The rumors of potential rescues for imperiled bond insurers are flying fast and furious, as the capital markets fret over this once obscure sector now at the center of Wall Street's credit storm. There's the massive rescue plan led by New York Insurance Superintendent Eric Dinallo, an exceedingly complex and delicate undertaking that still seems a somewhat remote possibility. And there are news reports about the possibility billionaire investor Wilbur Ross may launch a takeover of Ambac Financial ( ABK), whose share price has been on a roller coaster amid crippling ratings downgrades and rumors. The outlook for insurers like Ambac and MBIA ( MBI), however, appears to be far from hopeful, and any potential rescue is fraught with challenges. A bank-led bailout, as Dinallo reportedly is pursing, would have to rely on institutions like Citigroup ( C) and Merrill Lynch ( MER) that have their own capital problems, having just written down billions due to poor mortgage-related bets.
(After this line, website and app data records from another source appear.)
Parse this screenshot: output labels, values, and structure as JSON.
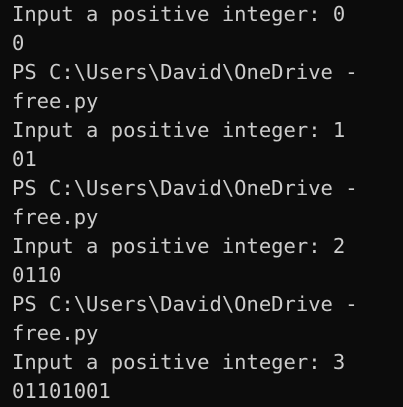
{
  "terminal": {
    "lines": [
      "Input a positive integer: 0",
      "0",
      "PS C:\\Users\\David\\OneDrive -",
      "free.py",
      "Input a positive integer: 1",
      "01",
      "PS C:\\Users\\David\\OneDrive -",
      "free.py",
      "Input a positive integer: 2",
      "0110",
      "PS C:\\Users\\David\\OneDrive -",
      "free.py",
      "Input a positive integer: 3",
      "01101001"
    ]
  }
}
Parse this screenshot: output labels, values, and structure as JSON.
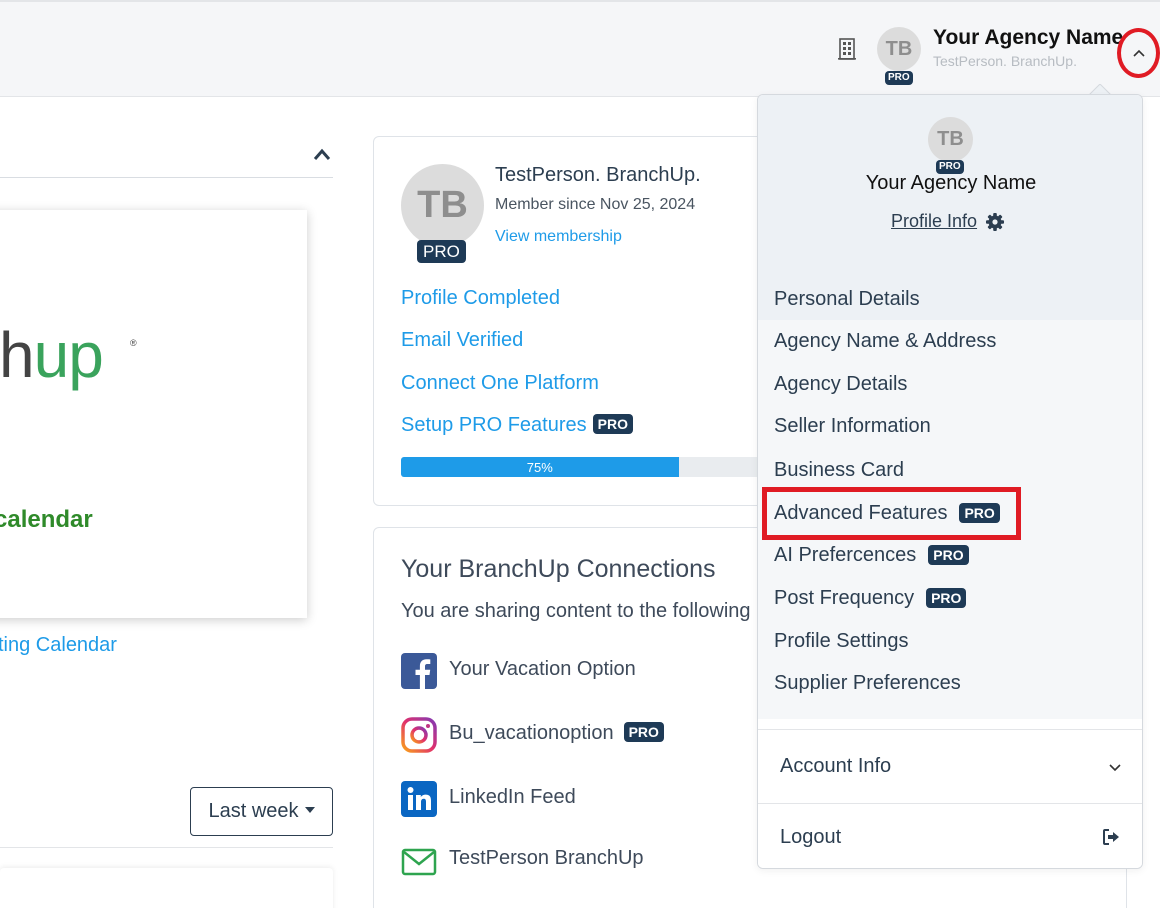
{
  "header": {
    "avatar_initials": "TB",
    "avatar_badge": "PRO",
    "agency_name": "Your Agency Name",
    "person_name": "TestPerson. BranchUp."
  },
  "left_panel": {
    "logo_part1": "ch",
    "logo_part2": "up",
    "logo_reg": "®",
    "calendar_text": "calendar",
    "calendar_link": "ting Calendar",
    "period_select": "Last week"
  },
  "profile_card": {
    "avatar_initials": "TB",
    "avatar_badge": "PRO",
    "name": "TestPerson. BranchUp.",
    "member_since": "Member since Nov 25, 2024",
    "view_membership": "View membership",
    "steps": [
      {
        "label": "Profile Completed"
      },
      {
        "label": "Email Verified"
      },
      {
        "label": "Connect One Platform"
      },
      {
        "label": "Setup PRO Features",
        "badge": "PRO"
      }
    ],
    "progress_label": "75%",
    "progress_value": 0.75
  },
  "connections": {
    "title": "Your BranchUp Connections",
    "subtitle": "You are sharing content to the following",
    "items": [
      {
        "icon": "facebook-icon",
        "label": "Your Vacation Option"
      },
      {
        "icon": "instagram-icon",
        "label": "Bu_vacationoption",
        "badge": "PRO"
      },
      {
        "icon": "linkedin-icon",
        "label": "LinkedIn Feed"
      },
      {
        "icon": "email-icon",
        "label": "TestPerson BranchUp"
      }
    ]
  },
  "dropdown": {
    "avatar_initials": "TB",
    "avatar_badge": "PRO",
    "agency_name": "Your Agency Name",
    "profile_info": "Profile Info",
    "menu": [
      {
        "label": "Personal Details"
      },
      {
        "label": "Agency Name & Address"
      },
      {
        "label": "Agency Details"
      },
      {
        "label": "Seller Information"
      },
      {
        "label": "Business Card"
      },
      {
        "label": "Advanced Features",
        "badge": "PRO"
      },
      {
        "label": "AI Prefercences",
        "badge": "PRO"
      },
      {
        "label": "Post Frequency",
        "badge": "PRO"
      },
      {
        "label": "Profile Settings"
      },
      {
        "label": "Supplier Preferences"
      }
    ],
    "account_info": "Account Info",
    "logout": "Logout"
  },
  "colors": {
    "accent": "#1e9be8",
    "pro_badge": "#1e3a56",
    "highlight": "#e01b24",
    "logo_green": "#3aa35c"
  }
}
And a potential sale of the troubled guarantors, also known as monoline insurers, may be a challenging proposition even for potentially interested buyers like Ross or Warren Buffett, who could simply start their own firm or buy one in better shape. To be sure, understanding the underlying businesses of these companies is no small task -- particularly for investors such as Ross, known more for his investments in simpler companies such as steel, textiles and coal mining operations.
FGIC's Plight Illustrates Challenges
Take the case of closely-held, little-known financial guarantor Financial Insurance Guaranty Co. The firm, founded in 1983, has largely been left for dead by its most prominent investor, the Blackstone Group ( BX), which recently wrote down its investment in the guarantor. Run by CEO Frank Bivona, the firm is considered one of the big four financial guarantors, which also includes MBIA, Ambac and FSA. Blackstone announced plans to acquire a 23% stake in FGIC nearly five years ago from General Electric ( GE). Blackstone invested $700 million in the New York-based firm, along with private-equity shop Cypress Group, PMI Group ( PMI) and CIVC Partners. PMI maintains a 42% ownership stake in FGIC. Blackstone and Cypress each own a 23% share, while CIVC has a 7% stake with GE retaining a 5% position. Blackstone declined to comment for this article and the other firms did not return phone calls. Back at the time of the FGIC acquisition, GE was willing to part with a big stake in the financial guarantor because although it represented a steady income stream, return on the equity was fairly low considering its conservative business. Similar to many monoline insurers, FGIC focused on providing so-called insurance wraps on the staid securities of state and local municipalities. Those insurance wraps essentially provide credit enhancement for debt on risky towns and communities and make investors such as pensions and other insurance firms more comfortable about buying bonds without having to expend the effort of doing their own due diligence on each individual municipal deal. According to sources familiar with the firm, roughly 90% of FGIC's business in 2003 was derived from underwriting municipal deals, which have a low probability of default and where loss severities are minimal because, towns and cities can presumably raise taxes to service their obligations. FGIC's handlers, however, had different designs for monoline insurance and began encouraging it to juice its returns by broadening its underwriting scope. About a year after the Blackstone purchase, FGIC launched a strategy focusing on structured finance and began expanding more into the public finance markets, which offer relatively richer premiums. Those efforts comprised hiring some key executives, including veteran Goldman Sachs ( GS) healthcare banker Ellen Gordon. Gordon, hired in late March 2004, was charged with leading FGIC back into underwriting healthcare insurance -- a business line it had abandoned nearly 10 years prior. Around the same time, FGIC poached former MBIA executive Kenneth Degen to head up its venture into structured finance.